On April 28, thus ten days later [a er Worms], [Luther] wrote his well-known letter to Emperor Charles. … “But I, who was always humble and zealously ready to do and to suffer all that in me lay, could not obtain this one concession, this most Christian prayer, that the Word of God should remain free and unbound, and that I should submit my books to your Sacred Majesty and the Estates of the Empire on that condition, nor that in yielding to the decree of a Council I should not submit to anything contrary to the gospel of God, nor should they make any such decree. is was the crux of the whole controversy.” Luther then continues: “For God, the searcher of hearts, is my witness that I am most ready to submit to and obey your Majesty either in life or in death, to glory or to shame, for gain or for loss. As I have o ered myself, thus I do now, excepting nothing save the Word of God, in which not only (as Christ teaches in Matthew 4) does man live, but which also the angels of Christ desire to see (I Peter 1). As it is above all things it ought to be held free and unbound in all, as Paul teaches (II Timothy 2:9). It ought not to depend on human judgment nor to yield to the opinion of men, no matter how great, how numerous, how learned, and how holy they are. Thus does St. Paul in Galatians. I dare to exclaim with emphasis, ‘If we or an angel from heaven teach you another gospel, let him be anathema,’ and David says, ‘Put not your trust in princes, in the sons of men, in whom is no safety,’ Ps. 146:3. Nor is anyone able to trust in himself, as Solomon says, ‘He is a fool who trusts in his heart’; Prov. 28:26, and Jeremiah 17, ‘Cursed is he who trusteth in man’ … For to trust in man in matters of salvation is to give to the creature the glory due to the creator alone.” (20–21)
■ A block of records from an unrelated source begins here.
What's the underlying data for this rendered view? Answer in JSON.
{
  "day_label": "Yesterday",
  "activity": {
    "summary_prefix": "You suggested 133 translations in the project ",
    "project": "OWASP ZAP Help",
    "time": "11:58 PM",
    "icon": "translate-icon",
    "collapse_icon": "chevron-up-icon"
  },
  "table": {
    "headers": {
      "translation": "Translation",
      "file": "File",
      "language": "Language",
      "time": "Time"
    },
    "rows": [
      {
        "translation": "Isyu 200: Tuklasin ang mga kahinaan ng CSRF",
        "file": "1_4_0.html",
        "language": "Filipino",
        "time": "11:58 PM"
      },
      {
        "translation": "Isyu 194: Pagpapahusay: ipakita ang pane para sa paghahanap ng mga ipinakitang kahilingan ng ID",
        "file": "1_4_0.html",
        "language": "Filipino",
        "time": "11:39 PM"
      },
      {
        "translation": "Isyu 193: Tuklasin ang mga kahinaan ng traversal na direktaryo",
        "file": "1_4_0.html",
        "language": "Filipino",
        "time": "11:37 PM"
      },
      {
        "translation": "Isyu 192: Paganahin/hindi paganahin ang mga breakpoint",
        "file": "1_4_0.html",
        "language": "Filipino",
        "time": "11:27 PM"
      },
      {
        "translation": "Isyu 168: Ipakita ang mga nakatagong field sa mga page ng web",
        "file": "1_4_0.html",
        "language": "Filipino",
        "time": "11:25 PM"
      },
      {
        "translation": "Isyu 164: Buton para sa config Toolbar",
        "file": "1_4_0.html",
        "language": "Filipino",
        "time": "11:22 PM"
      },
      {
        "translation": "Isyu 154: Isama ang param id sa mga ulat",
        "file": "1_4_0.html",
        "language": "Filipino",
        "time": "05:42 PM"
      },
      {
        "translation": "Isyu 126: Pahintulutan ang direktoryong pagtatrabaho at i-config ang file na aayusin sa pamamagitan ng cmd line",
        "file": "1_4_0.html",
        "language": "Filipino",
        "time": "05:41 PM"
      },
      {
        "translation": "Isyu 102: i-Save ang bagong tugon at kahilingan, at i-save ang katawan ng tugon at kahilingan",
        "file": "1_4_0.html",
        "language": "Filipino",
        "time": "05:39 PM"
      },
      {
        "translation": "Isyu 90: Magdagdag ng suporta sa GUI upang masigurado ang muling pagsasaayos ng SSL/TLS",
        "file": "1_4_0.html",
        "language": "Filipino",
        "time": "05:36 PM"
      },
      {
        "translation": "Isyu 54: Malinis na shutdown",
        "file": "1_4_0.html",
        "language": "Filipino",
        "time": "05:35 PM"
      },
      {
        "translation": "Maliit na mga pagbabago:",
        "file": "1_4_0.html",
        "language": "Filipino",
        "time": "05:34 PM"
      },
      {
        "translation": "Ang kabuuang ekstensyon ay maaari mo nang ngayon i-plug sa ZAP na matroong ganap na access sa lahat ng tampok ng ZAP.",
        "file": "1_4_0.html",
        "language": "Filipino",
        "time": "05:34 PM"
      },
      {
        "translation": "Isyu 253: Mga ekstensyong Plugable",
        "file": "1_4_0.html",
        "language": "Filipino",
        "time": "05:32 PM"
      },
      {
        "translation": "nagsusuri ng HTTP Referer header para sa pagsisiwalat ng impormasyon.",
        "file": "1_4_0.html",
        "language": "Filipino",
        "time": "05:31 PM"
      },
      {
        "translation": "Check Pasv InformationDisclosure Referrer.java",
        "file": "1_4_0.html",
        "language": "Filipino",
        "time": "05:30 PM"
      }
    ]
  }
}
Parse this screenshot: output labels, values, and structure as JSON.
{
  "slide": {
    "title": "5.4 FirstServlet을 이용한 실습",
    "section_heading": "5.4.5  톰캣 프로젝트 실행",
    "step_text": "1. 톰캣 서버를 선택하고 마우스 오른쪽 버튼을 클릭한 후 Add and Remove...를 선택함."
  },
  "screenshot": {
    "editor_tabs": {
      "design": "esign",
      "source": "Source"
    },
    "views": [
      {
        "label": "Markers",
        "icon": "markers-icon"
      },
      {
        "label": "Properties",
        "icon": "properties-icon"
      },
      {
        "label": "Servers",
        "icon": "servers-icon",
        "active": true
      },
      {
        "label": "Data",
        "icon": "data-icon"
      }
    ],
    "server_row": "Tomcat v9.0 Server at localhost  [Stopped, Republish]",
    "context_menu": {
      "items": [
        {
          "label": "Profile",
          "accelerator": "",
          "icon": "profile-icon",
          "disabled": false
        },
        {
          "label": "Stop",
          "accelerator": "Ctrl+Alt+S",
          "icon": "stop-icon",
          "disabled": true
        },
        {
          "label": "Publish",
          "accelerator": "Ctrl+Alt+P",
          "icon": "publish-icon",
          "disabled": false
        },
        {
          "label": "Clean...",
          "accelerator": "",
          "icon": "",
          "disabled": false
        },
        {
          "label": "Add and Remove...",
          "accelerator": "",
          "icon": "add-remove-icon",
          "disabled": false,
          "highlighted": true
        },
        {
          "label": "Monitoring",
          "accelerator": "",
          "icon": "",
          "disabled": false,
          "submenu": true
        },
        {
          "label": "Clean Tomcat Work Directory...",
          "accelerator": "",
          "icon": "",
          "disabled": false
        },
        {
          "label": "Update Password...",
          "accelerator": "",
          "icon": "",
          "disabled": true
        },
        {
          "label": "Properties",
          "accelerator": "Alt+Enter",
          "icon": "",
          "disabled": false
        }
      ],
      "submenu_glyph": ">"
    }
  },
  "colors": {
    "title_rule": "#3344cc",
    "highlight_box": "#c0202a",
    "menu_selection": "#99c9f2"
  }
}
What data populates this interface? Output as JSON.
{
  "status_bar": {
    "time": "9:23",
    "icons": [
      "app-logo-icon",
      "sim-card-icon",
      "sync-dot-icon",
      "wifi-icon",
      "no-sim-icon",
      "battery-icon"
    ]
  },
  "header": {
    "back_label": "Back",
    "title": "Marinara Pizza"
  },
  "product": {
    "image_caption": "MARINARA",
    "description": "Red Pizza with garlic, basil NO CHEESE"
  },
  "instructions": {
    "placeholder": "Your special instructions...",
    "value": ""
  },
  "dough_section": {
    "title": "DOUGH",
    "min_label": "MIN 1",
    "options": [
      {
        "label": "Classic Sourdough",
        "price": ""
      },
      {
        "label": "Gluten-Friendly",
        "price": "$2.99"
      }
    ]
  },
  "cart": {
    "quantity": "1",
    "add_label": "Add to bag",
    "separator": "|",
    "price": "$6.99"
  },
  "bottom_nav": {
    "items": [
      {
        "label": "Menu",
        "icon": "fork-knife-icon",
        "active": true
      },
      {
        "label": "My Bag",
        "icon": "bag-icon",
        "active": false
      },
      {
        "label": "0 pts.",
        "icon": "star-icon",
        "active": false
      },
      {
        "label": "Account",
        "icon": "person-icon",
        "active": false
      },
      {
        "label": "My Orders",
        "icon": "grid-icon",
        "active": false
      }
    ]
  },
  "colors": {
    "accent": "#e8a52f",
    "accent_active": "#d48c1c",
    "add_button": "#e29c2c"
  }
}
–Johann Michael Reu, Luther on the Scriptures
This daily Bible reading guide, Reading the Word of God, was conceived and prepared as a result of the ongoing discussions between representatives of three church bodies: Lutheran Church—Canada (LCC), The Lutheran Church—Missouri Synod (LCMS) and the North American Lutheran Church (NALC). The following individuals have represented their church bodies and approved this introduction and the reading guide: LCC: President Robert Bugbee; NALC: Bishop John Bradosky, Revs. Mark Chavez, James Nestingen, and David Wendel; LCMS: Revs. Albert Collver, Joel Lehenbauer, John Pless, and Larry Vogel.